  13. Awesome way to get non-techie's on your side and impress

    some management :-) Visualize the problem
  14. None
  15. None
  16. Beating up your ISP (figuratively) • After more than a

    dozen calls to the ISP and as many "escalations" we landed on a conference call with some lead networks engineers • After 6 hours on this conference call reiterating the problem and showing the data one engineer asks us to "hold tight" • Things get very quiet... • Like magic all of my tests start succeeding!
  17. WTF!?!
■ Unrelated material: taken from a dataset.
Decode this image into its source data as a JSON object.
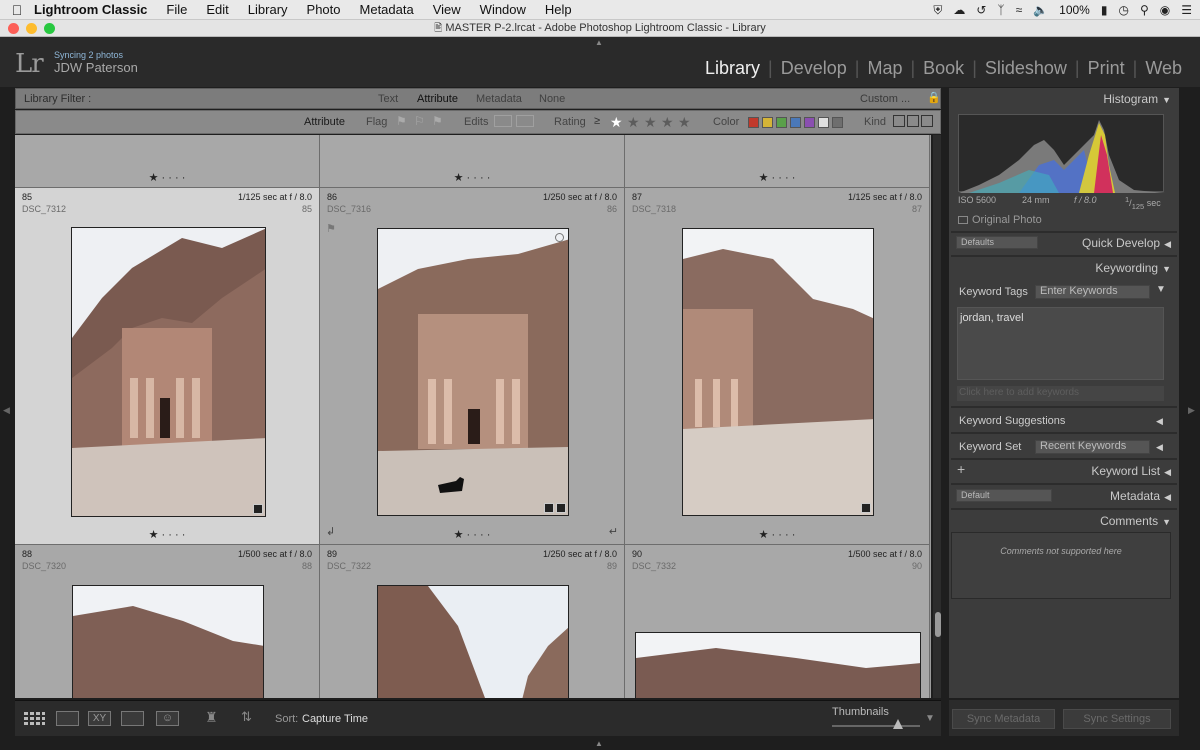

  18. The backstory • On June 5th, the ISP migrated the

    SoCal region to a new data center in Anaheim. This was an epic failure and they rolled back • On June 12th, the ISP migrated again to Anaheim "successfully" • Cell traffic is pooled by connection, and one of the pools was routing asymmetrically • Asymmetric routing + stateful firewalls = BAD • Updating the routing tables fixed everything
  19. Being a generalist • A DevOps culture requires generalists •

    Understanding the full stack means being able to troubleshoot problems at all layers • Fluid communication between sysadmins, developers, hardware engineers, and network engineers requires generalists • Fewer people in the war room results in faster problem solving • This saves time and money and makes your team more valuable to the business
  20. We're hiring! https://taximagic.com/en_US/about/careers @scott_sanders ssanders@taximagic.com Thank you!